Try it
Which lines of the records contain "prototype"? Collect every one of them.

Provided records
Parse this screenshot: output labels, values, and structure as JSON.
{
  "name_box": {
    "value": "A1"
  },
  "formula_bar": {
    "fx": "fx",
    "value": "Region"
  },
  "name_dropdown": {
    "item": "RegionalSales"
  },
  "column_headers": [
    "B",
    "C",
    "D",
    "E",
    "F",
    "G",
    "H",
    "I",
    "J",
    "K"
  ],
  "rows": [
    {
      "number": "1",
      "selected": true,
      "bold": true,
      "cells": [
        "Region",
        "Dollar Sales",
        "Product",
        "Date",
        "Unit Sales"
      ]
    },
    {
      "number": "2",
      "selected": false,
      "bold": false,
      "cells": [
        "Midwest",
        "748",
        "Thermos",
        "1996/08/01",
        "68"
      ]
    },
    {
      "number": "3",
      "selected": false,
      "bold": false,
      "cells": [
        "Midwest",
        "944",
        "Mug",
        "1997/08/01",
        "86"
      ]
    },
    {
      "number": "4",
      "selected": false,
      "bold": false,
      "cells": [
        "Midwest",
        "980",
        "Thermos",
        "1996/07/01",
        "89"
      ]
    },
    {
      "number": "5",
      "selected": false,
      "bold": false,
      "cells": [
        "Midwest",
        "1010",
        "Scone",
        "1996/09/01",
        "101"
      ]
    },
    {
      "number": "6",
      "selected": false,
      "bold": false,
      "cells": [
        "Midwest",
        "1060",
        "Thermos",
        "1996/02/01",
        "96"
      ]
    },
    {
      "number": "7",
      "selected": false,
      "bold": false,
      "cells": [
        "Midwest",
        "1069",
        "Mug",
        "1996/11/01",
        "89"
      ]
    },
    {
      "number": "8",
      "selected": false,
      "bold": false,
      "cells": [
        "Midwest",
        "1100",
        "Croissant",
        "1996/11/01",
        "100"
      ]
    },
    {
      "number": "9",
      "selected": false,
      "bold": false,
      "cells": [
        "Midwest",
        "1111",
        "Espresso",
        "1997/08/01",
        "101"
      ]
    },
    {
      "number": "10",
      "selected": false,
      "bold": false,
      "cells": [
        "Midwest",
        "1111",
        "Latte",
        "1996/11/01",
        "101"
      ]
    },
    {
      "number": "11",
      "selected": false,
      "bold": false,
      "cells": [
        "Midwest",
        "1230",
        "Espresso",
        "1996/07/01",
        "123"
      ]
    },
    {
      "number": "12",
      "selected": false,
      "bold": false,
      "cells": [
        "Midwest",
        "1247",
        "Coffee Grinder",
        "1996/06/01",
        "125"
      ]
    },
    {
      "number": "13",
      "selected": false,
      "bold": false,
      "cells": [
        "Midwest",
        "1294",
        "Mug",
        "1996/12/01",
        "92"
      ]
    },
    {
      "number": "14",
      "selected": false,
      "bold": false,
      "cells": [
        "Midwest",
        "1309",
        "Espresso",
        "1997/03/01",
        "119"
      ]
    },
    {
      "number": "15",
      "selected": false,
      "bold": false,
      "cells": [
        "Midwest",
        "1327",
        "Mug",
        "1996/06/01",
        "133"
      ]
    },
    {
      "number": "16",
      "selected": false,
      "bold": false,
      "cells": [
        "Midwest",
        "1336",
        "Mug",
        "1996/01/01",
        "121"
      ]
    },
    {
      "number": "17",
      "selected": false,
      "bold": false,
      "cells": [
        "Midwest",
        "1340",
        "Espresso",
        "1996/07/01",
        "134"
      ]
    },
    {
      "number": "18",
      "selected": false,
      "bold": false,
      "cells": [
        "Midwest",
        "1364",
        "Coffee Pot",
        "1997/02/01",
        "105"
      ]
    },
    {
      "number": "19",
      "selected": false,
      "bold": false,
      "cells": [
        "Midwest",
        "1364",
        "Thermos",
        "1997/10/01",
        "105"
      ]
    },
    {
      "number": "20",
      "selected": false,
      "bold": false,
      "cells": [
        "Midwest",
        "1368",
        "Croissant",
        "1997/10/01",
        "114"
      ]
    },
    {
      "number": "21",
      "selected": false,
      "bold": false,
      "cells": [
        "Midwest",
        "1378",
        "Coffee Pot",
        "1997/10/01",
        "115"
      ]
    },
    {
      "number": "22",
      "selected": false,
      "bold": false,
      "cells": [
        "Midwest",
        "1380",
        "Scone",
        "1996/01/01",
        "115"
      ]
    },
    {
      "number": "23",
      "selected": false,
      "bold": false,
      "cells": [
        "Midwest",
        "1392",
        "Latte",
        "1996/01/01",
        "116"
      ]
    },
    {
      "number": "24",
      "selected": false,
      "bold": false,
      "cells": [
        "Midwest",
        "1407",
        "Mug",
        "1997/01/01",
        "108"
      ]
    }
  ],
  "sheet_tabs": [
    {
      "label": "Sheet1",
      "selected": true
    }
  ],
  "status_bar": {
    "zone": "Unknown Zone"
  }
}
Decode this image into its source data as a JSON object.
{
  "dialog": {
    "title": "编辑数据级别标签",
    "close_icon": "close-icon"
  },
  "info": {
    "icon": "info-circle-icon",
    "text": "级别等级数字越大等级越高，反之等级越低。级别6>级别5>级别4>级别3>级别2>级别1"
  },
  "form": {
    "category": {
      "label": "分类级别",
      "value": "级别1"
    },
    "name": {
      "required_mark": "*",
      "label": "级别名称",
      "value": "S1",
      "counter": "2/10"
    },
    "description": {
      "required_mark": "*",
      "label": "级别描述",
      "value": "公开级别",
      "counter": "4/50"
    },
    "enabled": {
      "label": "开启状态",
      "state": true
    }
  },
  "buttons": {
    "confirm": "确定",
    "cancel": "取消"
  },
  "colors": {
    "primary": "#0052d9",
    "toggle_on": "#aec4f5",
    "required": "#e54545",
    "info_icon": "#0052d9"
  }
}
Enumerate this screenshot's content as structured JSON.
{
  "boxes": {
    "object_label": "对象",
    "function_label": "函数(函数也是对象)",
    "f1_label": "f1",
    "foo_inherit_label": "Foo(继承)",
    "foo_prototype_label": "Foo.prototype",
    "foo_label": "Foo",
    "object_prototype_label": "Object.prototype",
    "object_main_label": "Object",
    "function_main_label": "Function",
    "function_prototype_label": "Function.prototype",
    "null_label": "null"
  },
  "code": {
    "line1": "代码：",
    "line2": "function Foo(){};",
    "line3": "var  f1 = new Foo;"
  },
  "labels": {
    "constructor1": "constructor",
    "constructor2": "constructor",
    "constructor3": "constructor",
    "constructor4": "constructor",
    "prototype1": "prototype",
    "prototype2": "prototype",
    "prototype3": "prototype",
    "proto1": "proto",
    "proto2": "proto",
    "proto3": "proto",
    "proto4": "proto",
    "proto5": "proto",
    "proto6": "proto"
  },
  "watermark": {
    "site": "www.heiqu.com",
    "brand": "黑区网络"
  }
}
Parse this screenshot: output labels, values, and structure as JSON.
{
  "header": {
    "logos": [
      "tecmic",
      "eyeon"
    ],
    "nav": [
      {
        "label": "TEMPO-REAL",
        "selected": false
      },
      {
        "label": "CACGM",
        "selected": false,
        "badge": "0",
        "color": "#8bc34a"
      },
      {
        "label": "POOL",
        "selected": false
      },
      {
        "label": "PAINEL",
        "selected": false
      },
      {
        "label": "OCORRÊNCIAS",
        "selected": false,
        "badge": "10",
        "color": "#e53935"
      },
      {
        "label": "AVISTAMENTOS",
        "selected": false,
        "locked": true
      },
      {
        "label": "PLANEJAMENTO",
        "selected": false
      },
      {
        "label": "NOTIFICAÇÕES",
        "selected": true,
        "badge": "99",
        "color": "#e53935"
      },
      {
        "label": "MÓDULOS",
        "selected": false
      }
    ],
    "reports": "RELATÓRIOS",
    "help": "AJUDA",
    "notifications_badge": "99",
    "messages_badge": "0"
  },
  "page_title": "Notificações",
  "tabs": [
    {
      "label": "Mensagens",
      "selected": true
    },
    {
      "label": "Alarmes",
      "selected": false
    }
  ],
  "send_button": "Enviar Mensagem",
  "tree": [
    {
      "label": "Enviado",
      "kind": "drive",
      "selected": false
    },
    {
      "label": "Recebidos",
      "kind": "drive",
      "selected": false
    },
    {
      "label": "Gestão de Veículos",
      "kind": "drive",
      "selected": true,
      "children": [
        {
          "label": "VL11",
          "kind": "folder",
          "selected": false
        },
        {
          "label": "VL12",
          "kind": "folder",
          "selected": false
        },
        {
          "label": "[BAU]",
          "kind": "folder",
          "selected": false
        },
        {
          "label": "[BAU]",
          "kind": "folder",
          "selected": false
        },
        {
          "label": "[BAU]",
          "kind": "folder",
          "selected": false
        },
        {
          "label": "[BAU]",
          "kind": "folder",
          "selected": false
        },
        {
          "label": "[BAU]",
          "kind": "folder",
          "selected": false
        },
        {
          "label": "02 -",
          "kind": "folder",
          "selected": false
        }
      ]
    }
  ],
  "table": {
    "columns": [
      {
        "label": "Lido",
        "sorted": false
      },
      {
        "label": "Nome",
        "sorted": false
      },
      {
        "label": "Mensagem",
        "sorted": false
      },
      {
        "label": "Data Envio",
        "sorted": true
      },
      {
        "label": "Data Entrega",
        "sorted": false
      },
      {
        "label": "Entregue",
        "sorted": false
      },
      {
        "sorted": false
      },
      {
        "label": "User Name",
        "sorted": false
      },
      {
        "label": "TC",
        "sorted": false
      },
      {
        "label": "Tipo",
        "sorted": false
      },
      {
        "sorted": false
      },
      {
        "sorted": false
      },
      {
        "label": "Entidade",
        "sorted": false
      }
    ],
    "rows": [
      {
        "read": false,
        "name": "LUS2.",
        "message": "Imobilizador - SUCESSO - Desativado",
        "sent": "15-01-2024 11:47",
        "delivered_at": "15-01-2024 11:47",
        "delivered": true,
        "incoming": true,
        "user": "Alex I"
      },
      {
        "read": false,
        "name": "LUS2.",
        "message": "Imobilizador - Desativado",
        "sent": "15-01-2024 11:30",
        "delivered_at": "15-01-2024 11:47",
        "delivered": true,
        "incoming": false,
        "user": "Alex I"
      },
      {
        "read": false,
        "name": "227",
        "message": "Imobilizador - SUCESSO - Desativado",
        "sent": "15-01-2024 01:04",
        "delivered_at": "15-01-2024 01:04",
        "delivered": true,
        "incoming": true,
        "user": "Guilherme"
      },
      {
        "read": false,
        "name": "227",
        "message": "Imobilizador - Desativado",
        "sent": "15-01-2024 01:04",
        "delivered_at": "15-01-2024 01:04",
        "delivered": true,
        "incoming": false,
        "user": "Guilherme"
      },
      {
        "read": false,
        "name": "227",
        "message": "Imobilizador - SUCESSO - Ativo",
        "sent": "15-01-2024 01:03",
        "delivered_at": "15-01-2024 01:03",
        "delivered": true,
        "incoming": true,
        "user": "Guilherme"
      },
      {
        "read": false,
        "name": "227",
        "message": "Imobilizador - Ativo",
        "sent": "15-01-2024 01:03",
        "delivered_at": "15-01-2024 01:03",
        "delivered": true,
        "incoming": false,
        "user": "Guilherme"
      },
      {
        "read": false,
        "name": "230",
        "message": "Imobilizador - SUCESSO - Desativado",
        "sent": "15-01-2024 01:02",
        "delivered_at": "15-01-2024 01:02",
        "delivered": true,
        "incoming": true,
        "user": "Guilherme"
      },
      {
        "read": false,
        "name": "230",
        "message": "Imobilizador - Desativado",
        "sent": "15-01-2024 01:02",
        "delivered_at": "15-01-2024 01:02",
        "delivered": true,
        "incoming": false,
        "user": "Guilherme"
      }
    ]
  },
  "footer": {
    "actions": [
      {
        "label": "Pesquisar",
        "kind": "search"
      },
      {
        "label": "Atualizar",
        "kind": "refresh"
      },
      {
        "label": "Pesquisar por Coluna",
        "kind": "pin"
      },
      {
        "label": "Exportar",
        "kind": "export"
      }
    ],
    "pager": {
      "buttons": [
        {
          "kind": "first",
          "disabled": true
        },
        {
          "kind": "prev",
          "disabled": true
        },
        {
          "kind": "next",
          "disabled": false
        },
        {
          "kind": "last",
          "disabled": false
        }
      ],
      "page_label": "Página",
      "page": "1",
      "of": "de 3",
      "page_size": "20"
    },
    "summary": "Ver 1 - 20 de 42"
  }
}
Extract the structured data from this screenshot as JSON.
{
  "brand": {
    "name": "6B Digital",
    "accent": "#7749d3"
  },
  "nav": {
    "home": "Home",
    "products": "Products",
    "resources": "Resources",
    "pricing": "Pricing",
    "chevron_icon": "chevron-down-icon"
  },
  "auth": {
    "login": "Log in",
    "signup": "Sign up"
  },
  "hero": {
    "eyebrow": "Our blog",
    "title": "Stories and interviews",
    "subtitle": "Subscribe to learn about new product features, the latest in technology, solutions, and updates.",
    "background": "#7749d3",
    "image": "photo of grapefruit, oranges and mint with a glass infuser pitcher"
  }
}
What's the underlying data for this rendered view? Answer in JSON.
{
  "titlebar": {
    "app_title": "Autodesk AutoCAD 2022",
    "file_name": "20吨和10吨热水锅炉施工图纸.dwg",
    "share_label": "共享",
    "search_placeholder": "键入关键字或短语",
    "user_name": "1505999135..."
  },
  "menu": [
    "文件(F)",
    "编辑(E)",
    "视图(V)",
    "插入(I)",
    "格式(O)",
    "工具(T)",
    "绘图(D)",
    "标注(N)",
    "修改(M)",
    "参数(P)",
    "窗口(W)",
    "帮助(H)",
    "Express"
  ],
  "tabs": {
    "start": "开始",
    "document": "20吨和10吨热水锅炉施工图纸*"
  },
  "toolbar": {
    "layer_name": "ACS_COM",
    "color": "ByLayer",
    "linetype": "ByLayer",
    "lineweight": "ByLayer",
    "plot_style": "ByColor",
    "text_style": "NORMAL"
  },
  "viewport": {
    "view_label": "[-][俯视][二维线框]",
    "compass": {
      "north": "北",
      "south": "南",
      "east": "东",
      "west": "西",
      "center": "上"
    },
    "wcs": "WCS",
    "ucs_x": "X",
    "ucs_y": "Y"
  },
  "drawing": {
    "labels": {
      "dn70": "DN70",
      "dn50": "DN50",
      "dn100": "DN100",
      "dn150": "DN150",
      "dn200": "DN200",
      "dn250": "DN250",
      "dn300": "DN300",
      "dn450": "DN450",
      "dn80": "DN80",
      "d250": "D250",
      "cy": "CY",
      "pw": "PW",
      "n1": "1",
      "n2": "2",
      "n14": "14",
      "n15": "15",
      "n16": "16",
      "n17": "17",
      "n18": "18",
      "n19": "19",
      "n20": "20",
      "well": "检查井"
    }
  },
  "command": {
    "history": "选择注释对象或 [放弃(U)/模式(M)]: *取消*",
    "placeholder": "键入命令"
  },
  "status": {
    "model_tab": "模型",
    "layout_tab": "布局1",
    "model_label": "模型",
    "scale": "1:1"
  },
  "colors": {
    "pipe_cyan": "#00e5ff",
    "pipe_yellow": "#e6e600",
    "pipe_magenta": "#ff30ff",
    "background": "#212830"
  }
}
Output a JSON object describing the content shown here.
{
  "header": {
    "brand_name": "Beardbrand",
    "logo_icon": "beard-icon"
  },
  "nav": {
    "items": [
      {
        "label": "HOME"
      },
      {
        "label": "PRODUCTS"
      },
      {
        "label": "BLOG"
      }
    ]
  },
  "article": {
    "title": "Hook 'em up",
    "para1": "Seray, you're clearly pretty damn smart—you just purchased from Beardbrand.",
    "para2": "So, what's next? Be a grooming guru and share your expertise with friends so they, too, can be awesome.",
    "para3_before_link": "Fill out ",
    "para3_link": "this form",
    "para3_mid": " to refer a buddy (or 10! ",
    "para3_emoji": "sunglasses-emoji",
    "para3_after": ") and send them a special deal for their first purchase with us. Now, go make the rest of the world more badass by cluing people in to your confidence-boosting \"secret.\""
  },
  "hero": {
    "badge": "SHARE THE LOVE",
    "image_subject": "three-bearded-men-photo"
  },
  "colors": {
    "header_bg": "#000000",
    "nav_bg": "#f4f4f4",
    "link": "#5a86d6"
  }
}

Output
    "foo_prototype_label": "Foo.prototype",
    "object_prototype_label": "Object.prototype",
    "function_prototype_label": "Function.prototype",
    "prototype1": "prototype",
    "prototype2": "prototype",
    "prototype3": "prototype",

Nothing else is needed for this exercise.